Social Work News
Individuals of transgender experience are disproportionately affected by HIV, but resources for prevention and treatment within the mainstream healthcare system can be limited. Often, it’s grass-roots organizations that fill the healthcare gap for this community. In Philadelphia, the homegrown Trans Equity Project has been delivering peer-based health education and support to transgender individuals since 2003.
Licensed social worker Tim Gallagher, a graduate of the master of social work program, founded and co-directs the Camden Adolescents Striving for Achievement (CASA) youth development program at Guadalupe Family Services. In the video, Gallagher discusses his work to empower the youth of North Camden at CASA, where students play games, do homework and interact with their peers in a safe place.

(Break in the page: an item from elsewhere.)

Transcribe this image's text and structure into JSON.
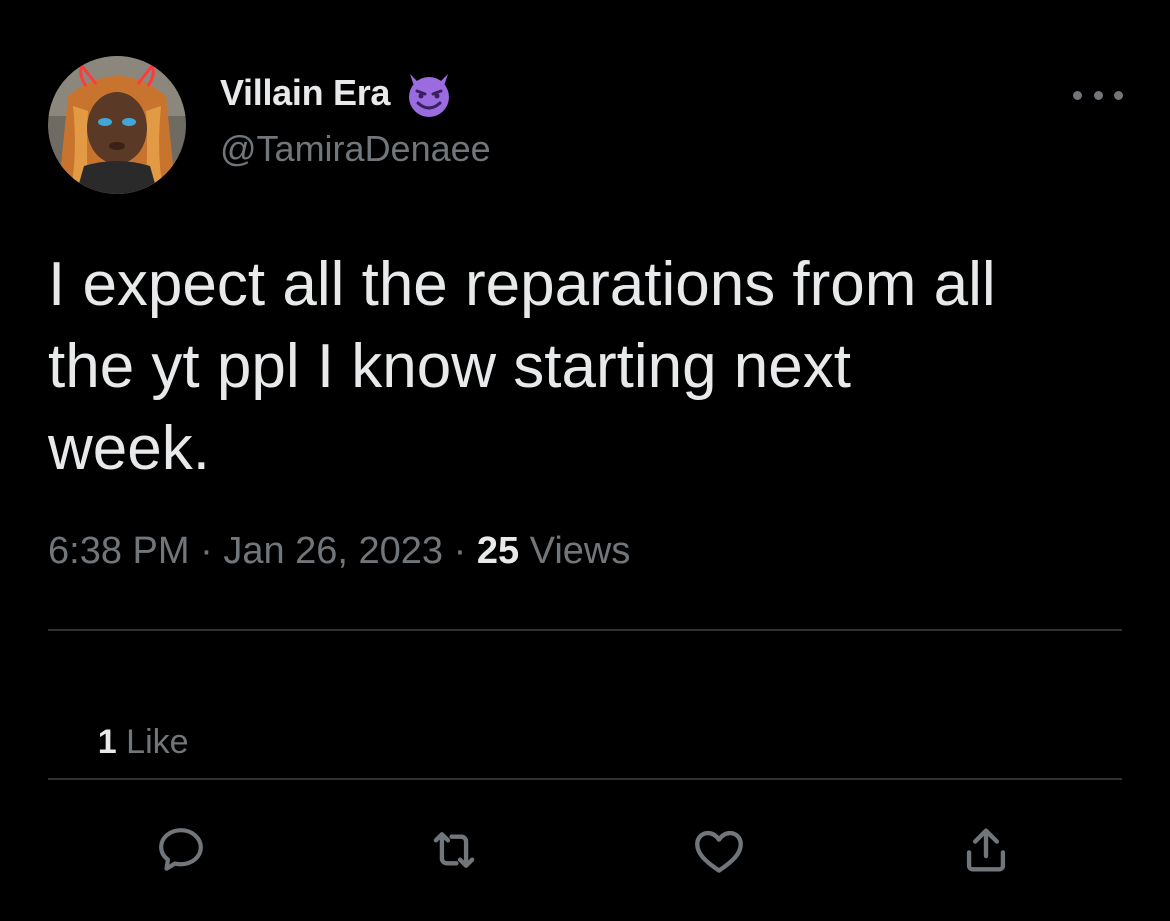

On Friday, May 10, eight hundred undergraduate and 389 graduate students in the College of Public Health and the School of Social Work, representing more than 40 degree programs, received their bachelor’s, master’s, and doctoral degrees at the 53rd College of Public Health Graduation Ceremony in the Liacouras Center.
On March 29, Mary McKay, Neidorff Family and Centene Corporation Dean of the Brown School at Washington University in St. Louis, delivered the final Dean’s Seminar of the 2018-2019 academic year. Formed in recognition of the College’s accreditation by the Council on Education for Public Health, the series brings internationally renowned scholars and practitioners to campus for discussions on pressing issues facing an ever-expanding field of public health.

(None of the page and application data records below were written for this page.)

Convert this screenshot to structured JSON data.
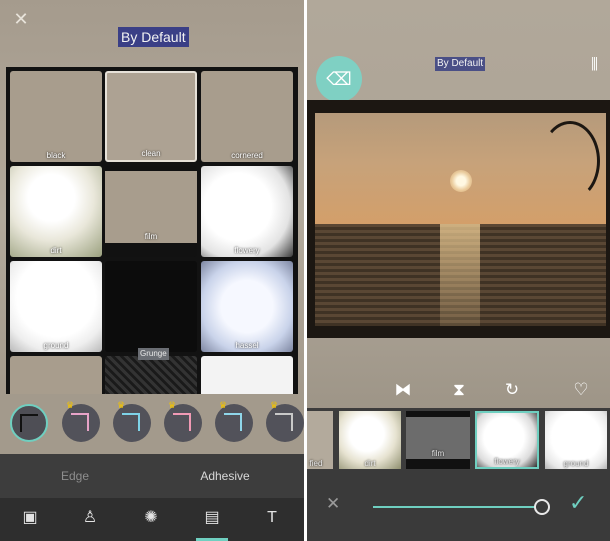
{
  "left": {
    "title": "By Default",
    "close_icon": "close-icon",
    "tiles": [
      "black",
      "clean",
      "cornered",
      "dirt",
      "film",
      "flowery",
      "ground",
      "",
      "hassel",
      "",
      "",
      ""
    ],
    "grunge_label": "Grunge",
    "tabs": [
      "Edge",
      "Adhesive"
    ],
    "active_tab": "Adhesive",
    "toolbar_icons": [
      "camera-icon",
      "brush-icon",
      "effects-icon",
      "frame-icon",
      "text-icon"
    ],
    "active_tool": "frame-icon",
    "accent": "#6fcfc0"
  },
  "right": {
    "title": "By Default",
    "eraser_icon": "eraser-icon",
    "compare_icon": "compare-icon",
    "actions": [
      "flip-horizontal-icon",
      "flip-vertical-icon",
      "rotate-icon",
      "heart-icon"
    ],
    "frames": [
      "fied",
      "dirt",
      "film",
      "flowery",
      "ground"
    ],
    "selected_frame": "flowery",
    "slider_value": 1.0,
    "cancel_icon": "cancel-icon",
    "confirm_icon": "checkmark-icon"
  }
}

On March 12, U.S. News & World Report released the 2020 Best Graduate Schools rankings, which included new rankings for the School of Social Work and Doctor of Nursing Practice and, for the first time in its history, a national ranking for the College of Public Health.
In its inaugural ranking, the college is 46 among the nation’s 177 schools and programs of public health, placing it in the 26th percentile.
According to 2016 U.S. Census Bureau data, 23 percent of U.S. children under the age of 18 live in single-mother households. Nonresidental fathers can play an important role in their children’s lives, influencing many positive outcomes such as academic achievement, high school graduation, lower rates of aggression and delinquency, improved behavioral adjustment and overall well-being.
Each week in 2019, we're highlighting someone in the College of Public Health—students, alumni, researchers and beyond—for a feature we're calling Public Health in Focus. Click the photo for a portrait of Mikayla Ferrell, a BSW student who also works in the mayor's office, or read on for the full interview.
Each week in 2019, we're highlighting someone in the College of Public Health—students, alumni, researchers and beyond—for a feature we're calling Public Health in Focus. Click the photo below to hear from Jessica Demarchis, a yoga and meditation therapist, or check out all of the portraits so far.
The concerns of transgender Americans have become increasingly visible and recognized in recent years. Notable milestones include the new edition of the Diagnostic and Statistical Manual of Mental Disorders, published in 2013, which removed an entry for a disorder that classified transgender individuals as having a psychiatric illness. With regard to medical care, language was added to the Affordable Care Act in 2015 to protect transgender individuals from discrimination in healthcare settings. And in 2016, the Pentagon announced plans to lift the ban on transgender Americans serving in the military.